Records drawn from a dataset:

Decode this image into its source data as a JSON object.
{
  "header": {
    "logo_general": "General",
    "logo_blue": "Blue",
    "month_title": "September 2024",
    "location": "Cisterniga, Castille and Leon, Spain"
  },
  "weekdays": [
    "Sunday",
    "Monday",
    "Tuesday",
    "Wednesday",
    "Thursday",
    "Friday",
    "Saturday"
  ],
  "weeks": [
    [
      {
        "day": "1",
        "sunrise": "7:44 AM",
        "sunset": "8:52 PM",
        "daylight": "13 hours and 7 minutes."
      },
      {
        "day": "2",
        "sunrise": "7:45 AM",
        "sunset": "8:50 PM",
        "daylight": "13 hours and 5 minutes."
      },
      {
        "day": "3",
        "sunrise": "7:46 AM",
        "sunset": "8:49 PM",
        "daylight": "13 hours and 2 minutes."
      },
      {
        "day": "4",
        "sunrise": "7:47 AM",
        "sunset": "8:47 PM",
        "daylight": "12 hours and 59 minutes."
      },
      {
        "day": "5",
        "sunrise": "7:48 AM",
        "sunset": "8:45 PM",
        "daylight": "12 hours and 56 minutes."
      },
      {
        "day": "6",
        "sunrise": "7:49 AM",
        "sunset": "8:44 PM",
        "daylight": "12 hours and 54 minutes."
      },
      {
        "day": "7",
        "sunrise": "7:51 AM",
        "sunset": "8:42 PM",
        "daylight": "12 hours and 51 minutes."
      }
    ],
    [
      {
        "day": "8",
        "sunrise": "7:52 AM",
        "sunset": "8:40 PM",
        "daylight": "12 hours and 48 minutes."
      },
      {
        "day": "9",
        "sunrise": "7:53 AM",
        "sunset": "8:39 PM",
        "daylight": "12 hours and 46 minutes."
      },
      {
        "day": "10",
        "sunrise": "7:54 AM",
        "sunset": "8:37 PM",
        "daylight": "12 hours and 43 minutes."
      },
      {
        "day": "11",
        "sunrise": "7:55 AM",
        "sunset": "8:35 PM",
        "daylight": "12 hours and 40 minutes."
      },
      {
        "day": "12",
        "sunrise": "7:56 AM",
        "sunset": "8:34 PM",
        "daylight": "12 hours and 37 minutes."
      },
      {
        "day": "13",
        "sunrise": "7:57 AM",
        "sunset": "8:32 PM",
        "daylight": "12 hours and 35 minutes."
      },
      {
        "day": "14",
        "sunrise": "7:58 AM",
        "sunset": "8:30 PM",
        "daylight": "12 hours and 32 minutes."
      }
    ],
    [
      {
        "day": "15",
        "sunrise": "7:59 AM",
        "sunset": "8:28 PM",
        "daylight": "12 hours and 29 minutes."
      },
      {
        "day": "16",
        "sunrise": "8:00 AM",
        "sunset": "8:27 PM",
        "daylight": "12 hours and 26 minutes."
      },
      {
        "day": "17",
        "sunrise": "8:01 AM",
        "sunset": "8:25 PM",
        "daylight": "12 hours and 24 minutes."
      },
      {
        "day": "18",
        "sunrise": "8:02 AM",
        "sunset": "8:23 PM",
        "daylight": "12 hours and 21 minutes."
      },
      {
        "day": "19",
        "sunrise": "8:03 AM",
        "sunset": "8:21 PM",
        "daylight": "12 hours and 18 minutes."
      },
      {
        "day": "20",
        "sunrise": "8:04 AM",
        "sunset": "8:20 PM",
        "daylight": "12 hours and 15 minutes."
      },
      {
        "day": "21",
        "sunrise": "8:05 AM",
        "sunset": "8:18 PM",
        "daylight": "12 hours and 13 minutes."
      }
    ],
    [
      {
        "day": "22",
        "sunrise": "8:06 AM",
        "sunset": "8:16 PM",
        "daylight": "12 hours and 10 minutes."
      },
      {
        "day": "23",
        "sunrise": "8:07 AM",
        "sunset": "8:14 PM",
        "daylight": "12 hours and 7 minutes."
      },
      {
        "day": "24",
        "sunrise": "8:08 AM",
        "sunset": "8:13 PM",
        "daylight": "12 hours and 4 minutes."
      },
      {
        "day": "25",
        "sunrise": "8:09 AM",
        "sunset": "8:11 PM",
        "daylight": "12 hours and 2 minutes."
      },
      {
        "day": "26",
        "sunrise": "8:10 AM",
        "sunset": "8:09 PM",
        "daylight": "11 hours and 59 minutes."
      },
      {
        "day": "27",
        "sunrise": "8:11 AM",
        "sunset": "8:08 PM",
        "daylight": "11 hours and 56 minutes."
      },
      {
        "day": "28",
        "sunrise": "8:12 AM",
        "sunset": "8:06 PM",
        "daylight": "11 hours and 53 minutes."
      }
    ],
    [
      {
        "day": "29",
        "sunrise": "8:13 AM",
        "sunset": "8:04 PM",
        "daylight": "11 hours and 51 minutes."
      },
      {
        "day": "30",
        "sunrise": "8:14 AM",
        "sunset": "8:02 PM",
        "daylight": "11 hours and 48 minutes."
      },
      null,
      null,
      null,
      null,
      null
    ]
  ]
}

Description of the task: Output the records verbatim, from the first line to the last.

Written answer:
Decode this image into its source data as a JSON object.
{
  "header": {
    "logo_general": "General",
    "logo_blue": "Blue",
    "month_title": "September 2024",
    "location": "Cisterniga, Castille and Leon, Spain"
  },
  "weekdays": [
    "Sunday",
    "Monday",
    "Tuesday",
    "Wednesday",
    "Thursday",
    "Friday",
    "Saturday"
  ],
  "weeks": [
    [
      {
        "day": "1",
        "sunrise": "7:44 AM",
        "sunset": "8:52 PM",
        "daylight": "13 hours and 7 minutes."
      },
      {
        "day": "2",
        "sunrise": "7:45 AM",
        "sunset": "8:50 PM",
        "daylight": "13 hours and 5 minutes."
      },
      {
        "day": "3",
        "sunrise": "7:46 AM",
        "sunset": "8:49 PM",
        "daylight": "13 hours and 2 minutes."
      },
      {
        "day": "4",
        "sunrise": "7:47 AM",
        "sunset": "8:47 PM",
        "daylight": "12 hours and 59 minutes."
      },
      {
        "day": "5",
        "sunrise": "7:48 AM",
        "sunset": "8:45 PM",
        "daylight": "12 hours and 56 minutes."
      },
      {
        "day": "6",
        "sunrise": "7:49 AM",
        "sunset": "8:44 PM",
        "daylight": "12 hours and 54 minutes."
      },
      {
        "day": "7",
        "sunrise": "7:51 AM",
        "sunset": "8:42 PM",
        "daylight": "12 hours and 51 minutes."
      }
    ],
    [
      {
        "day": "8",
        "sunrise": "7:52 AM",
        "sunset": "8:40 PM",
        "daylight": "12 hours and 48 minutes."
      },
      {
        "day": "9",
        "sunrise": "7:53 AM",
        "sunset": "8:39 PM",
        "daylight": "12 hours and 46 minutes."
      },
      {
        "day": "10",
        "sunrise": "7:54 AM",
        "sunset": "8:37 PM",
        "daylight": "12 hours and 43 minutes."
      },
      {
        "day": "11",
        "sunrise": "7:55 AM",
        "sunset": "8:35 PM",
        "daylight": "12 hours and 40 minutes."
      },
      {
        "day": "12",
        "sunrise": "7:56 AM",
        "sunset": "8:34 PM",
        "daylight": "12 hours and 37 minutes."
      },
      {
        "day": "13",
        "sunrise": "7:57 AM",
        "sunset": "8:32 PM",
        "daylight": "12 hours and 35 minutes."
      },
      {
        "day": "14",
        "sunrise": "7:58 AM",
        "sunset": "8:30 PM",
        "daylight": "12 hours and 32 minutes."
      }
    ],
    [
      {
        "day": "15",
        "sunrise": "7:59 AM",
        "sunset": "8:28 PM",
        "daylight": "12 hours and 29 minutes."
      },
      {
        "day": "16",
        "sunrise": "8:00 AM",
        "sunset": "8:27 PM",
        "daylight": "12 hours and 26 minutes."
      },
      {
        "day": "17",
        "sunrise": "8:01 AM",
        "sunset": "8:25 PM",
        "daylight": "12 hours and 24 minutes."
      },
      {
        "day": "18",
        "sunrise": "8:02 AM",
        "sunset": "8:23 PM",
        "daylight": "12 hours and 21 minutes."
      },
      {
        "day": "19",
        "sunrise": "8:03 AM",
        "sunset": "8:21 PM",
        "daylight": "12 hours and 18 minutes."
      },
      {
        "day": "20",
        "sunrise": "8:04 AM",
        "sunset": "8:20 PM",
        "daylight": "12 hours and 15 minutes."
      },
      {
        "day": "21",
        "sunrise": "8:05 AM",
        "sunset": "8:18 PM",
        "daylight": "12 hours and 13 minutes."
      }
    ],
    [
      {
        "day": "22",
        "sunrise": "8:06 AM",
        "sunset": "8:16 PM",
        "daylight": "12 hours and 10 minutes."
      },
      {
        "day": "23",
        "sunrise": "8:07 AM",
        "sunset": "8:14 PM",
        "daylight": "12 hours and 7 minutes."
      },
      {
        "day": "24",
        "sunrise": "8:08 AM",
        "sunset": "8:13 PM",
        "daylight": "12 hours and 4 minutes."
      },
      {
        "day": "25",
        "sunrise": "8:09 AM",
        "sunset": "8:11 PM",
        "daylight": "12 hours and 2 minutes."
      },
      {
        "day": "26",
        "sunrise": "8:10 AM",
        "sunset": "8:09 PM",
        "daylight": "11 hours and 59 minutes."
      },
      {
        "day": "27",
        "sunrise": "8:11 AM",
        "sunset": "8:08 PM",
        "daylight": "11 hours and 56 minutes."
      },
      {
        "day": "28",
        "sunrise": "8:12 AM",
        "sunset": "8:06 PM",
        "daylight": "11 hours and 53 minutes."
      }
    ],
    [
      {
        "day": "29",
        "sunrise": "8:13 AM",
        "sunset": "8:04 PM",
        "daylight": "11 hours and 51 minutes."
      },
      {
        "day": "30",
        "sunrise": "8:14 AM",
        "sunset": "8:02 PM",
        "daylight": "11 hours and 48 minutes."
      },
      null,
      null,
      null,
      null,
      null
    ]
  ]
}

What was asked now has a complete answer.